[PROBLEM DETAILS]
Pull out each line of the records holding the string "List".
________
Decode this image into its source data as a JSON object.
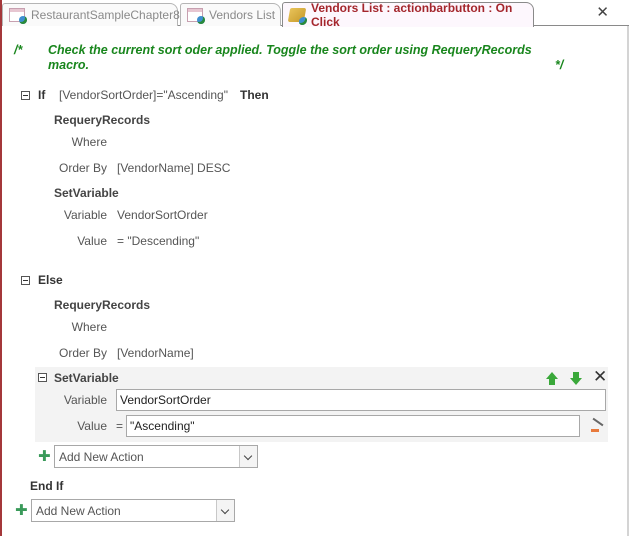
{
  "tabs": [
    {
      "label": "RestaurantSampleChapter8",
      "icon": "form-icon",
      "active": false
    },
    {
      "label": "Vendors List",
      "icon": "form-icon",
      "active": false
    },
    {
      "label": "Vendors List : actionbarbutton : On Click",
      "icon": "macro-icon",
      "active": true
    }
  ],
  "tab_close": "✕",
  "comment": {
    "open": "/*",
    "text": "Check the current sort oder applied. Toggle the sort order using RequeryRecords macro.",
    "close": "*/"
  },
  "if_block": {
    "keyword": "If",
    "condition": "[VendorSortOrder]=\"Ascending\"",
    "then": "Then",
    "actions": [
      {
        "name": "RequeryRecords",
        "args": [
          {
            "label": "Where",
            "value": ""
          },
          {
            "label": "Order By",
            "value": "[VendorName] DESC"
          }
        ]
      },
      {
        "name": "SetVariable",
        "args": [
          {
            "label": "Variable",
            "value": "VendorSortOrder"
          },
          {
            "label": "Value",
            "value": "= \"Descending\""
          }
        ]
      }
    ]
  },
  "else_block": {
    "keyword": "Else",
    "actions": [
      {
        "name": "RequeryRecords",
        "args": [
          {
            "label": "Where",
            "value": ""
          },
          {
            "label": "Order By",
            "value": "[VendorName]"
          }
        ]
      },
      {
        "name": "SetVariable",
        "selected": true,
        "args": [
          {
            "label": "Variable",
            "value": "VendorSortOrder"
          },
          {
            "label": "Value",
            "eq": "=",
            "value": "\"Ascending\""
          }
        ]
      }
    ],
    "add_action_placeholder": "Add New Action"
  },
  "end_if": "End If",
  "add_action_placeholder": "Add New Action",
  "colors": {
    "comment": "#19861d",
    "active_tab_text": "#a4262c",
    "left_border": "#a4373a",
    "move_arrows": "#3aa83a"
  }
}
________
[WRITTEN ANSWER]
      "label": "Vendors List",
      "label": "Vendors List : actionbarbutton : On Click",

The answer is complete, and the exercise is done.